The idea that blackouts might lead to baby booms has been a subject of contention for a long time. It first came to prominence in popular culture after the great New York blackout of 1965, which left over 30 million people without electricity for 13 hours. But a study of the event’s consequences concluded that there was no significant impact on fertility nine months later, as a result of which the president of the Population Association of America described the theory as an ‘urban legend’.
Read the whole paper An Urban Legend?! Power Rationing, Fertility and its Effects on Mothers
Unlike the New York blackout or indeed most power outages in the developed world, nationwide blackouts are a recurring feature of developing countries. As an example of the scale, 600 million Indians were affected by a two- day blackout in July 2012. And many countries in Africa experience rolling blackouts that last weeks if not months and for several hours a day.
A rolling blackout in Colombia in the early 1990s led to a rise in unplanned births
The impact of power outages on fertility is an important policy issue. For example, barriers of access to family planning may translate a temporary increase in fertility into a permanent increase in the population. In addition, if a woman is at a critical stage of life, say in her teens or early adulthood, having an unintended birth could damage her educational attainment, her career development and even her romantic relationships. This could lead to a young woman being ‘out of sync’ with her peers, an extra challenge above and beyond becoming a mother at an early age.
The scale and scope of power outages in developing countries provide the perfect natural experiment to test whether there is a link between electricity rationing and fertility. Our research makes two contributions to this debate. First, we provide evidence that there is a causal effect of power outages on both short- and long-run fertility. We examine a particular blackout in Colombia caused by the El Nino droughts in 1992, which led to a period of almost 12 months of daily rationing of electricity.
The blackout has some appealing features for the purpose of analysis: because it was caused by an unforeseen climate change phenomenon, it was completely unexpected; it lasted for one year, long enough for sufficient statistical power to detect the impact on fertility and long-run family size; and since it affected the whole country, it was very clearly delimited in time and space.
Young women who became mothers after the blackout had worse outcomes in later life
To identify the effect of the rolling blackout, we construct two novel datasets. First, we use a sample of the 2005 population census of Colombia to construct retrospective birth histories linking mothers to children within the household. We combine this dataset with municipality- level variation in the intensity of lights at night as measured by satellites images for the period 1992/93.
We document an increase of 0.005 percentage points in the probability of having a child in 1993. When evaluated at the average probability of having a child in any given year, this results in an increase in the chance of women giving birth by 4%. This implies that if the whole of Colombia were to lose power for one year, an additional 27,000 children would be born.
We also identify heterogeneous effects by age cohorts: almost all of the effect of increased fertility was among women between the ages of 15 and 30 in 1992. This fertility effect persists: a quarter of women who gave birth following the blackout had a higher total fertility 13 years later than comparable women who had not become mothers then.
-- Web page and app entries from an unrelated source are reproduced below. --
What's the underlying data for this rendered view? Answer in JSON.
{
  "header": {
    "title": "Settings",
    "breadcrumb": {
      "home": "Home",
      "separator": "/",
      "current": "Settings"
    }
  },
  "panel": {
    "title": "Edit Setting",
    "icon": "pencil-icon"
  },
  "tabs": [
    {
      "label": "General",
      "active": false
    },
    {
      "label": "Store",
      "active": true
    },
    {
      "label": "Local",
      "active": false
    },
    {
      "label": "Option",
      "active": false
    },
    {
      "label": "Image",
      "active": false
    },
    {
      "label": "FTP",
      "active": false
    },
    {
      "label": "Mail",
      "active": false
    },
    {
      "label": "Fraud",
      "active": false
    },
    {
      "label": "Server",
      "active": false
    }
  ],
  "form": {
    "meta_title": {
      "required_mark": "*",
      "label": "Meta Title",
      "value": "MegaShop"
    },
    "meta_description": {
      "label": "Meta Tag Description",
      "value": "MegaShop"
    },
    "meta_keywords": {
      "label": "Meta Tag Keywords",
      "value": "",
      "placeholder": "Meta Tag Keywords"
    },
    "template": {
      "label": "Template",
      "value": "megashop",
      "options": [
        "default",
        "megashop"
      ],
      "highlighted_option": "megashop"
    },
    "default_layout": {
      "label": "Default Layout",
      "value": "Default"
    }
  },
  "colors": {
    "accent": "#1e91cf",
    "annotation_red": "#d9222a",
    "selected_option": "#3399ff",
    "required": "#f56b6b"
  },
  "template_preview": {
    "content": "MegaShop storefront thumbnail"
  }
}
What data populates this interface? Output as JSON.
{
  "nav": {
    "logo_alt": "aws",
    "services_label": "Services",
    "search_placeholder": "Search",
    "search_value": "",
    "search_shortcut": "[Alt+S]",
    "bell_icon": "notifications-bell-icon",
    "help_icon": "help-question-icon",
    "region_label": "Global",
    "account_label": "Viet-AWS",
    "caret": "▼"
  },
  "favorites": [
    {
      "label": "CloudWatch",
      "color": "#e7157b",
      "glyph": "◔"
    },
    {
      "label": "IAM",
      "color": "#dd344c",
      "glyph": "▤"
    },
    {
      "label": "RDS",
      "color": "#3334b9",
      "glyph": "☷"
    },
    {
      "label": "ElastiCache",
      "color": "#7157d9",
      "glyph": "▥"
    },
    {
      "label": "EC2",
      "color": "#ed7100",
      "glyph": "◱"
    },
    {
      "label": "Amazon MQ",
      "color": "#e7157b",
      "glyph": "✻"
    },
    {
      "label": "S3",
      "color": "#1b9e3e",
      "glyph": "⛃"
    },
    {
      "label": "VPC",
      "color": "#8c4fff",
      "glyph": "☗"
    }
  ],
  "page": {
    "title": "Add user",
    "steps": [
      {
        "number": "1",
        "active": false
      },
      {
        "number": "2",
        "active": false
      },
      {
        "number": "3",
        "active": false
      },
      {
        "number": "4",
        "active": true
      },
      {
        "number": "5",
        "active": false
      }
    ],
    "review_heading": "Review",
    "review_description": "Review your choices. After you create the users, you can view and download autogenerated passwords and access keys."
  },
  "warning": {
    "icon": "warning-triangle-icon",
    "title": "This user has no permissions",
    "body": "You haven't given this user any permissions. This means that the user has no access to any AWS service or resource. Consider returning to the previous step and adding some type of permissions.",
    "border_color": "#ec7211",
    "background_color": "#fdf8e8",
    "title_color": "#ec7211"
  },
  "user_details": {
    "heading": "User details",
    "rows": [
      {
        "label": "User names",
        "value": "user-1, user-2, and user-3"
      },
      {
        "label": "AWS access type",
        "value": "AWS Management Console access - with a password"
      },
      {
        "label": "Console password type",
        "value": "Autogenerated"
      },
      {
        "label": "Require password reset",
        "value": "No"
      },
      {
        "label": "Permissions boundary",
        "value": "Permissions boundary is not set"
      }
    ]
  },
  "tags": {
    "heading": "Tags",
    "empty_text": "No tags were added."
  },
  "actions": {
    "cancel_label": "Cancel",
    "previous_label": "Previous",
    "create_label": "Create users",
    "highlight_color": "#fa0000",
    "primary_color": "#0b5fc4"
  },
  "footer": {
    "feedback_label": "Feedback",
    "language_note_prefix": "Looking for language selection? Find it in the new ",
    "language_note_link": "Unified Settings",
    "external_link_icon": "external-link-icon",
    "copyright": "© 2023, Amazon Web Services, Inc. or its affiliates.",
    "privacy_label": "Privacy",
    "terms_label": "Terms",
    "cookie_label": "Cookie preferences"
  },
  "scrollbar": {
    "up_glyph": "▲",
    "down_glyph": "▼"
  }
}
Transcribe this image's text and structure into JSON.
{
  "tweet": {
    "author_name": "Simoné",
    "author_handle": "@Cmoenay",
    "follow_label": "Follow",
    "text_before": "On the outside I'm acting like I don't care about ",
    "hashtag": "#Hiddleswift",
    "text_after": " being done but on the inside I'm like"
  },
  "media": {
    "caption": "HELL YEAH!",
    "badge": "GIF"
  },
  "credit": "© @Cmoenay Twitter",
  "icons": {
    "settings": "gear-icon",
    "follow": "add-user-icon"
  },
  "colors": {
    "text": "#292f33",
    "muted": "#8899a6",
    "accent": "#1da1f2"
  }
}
It is an open question how unplanned pregnancies affect mothers’ future lives. The second contribution of our research is to use the intensity of the blackout to study the effect of the change in fertility on the later economic outcomes of young mothers. We find evidence that women who had an unplanned birth following the blackout and could not adjust their lifetime fertility are twice as likely to be single mothers as comparable women who did not have ‘blackout babies’. They are also much less likely to have completed a university degree.
These findings suggest that there have been significant and long-term negative consequences of the blackout for some young women in Colombia. Having found this for one country, we need further research to see if the effect holds elsewhere in the world, particularly where power outages are a regular occurrence.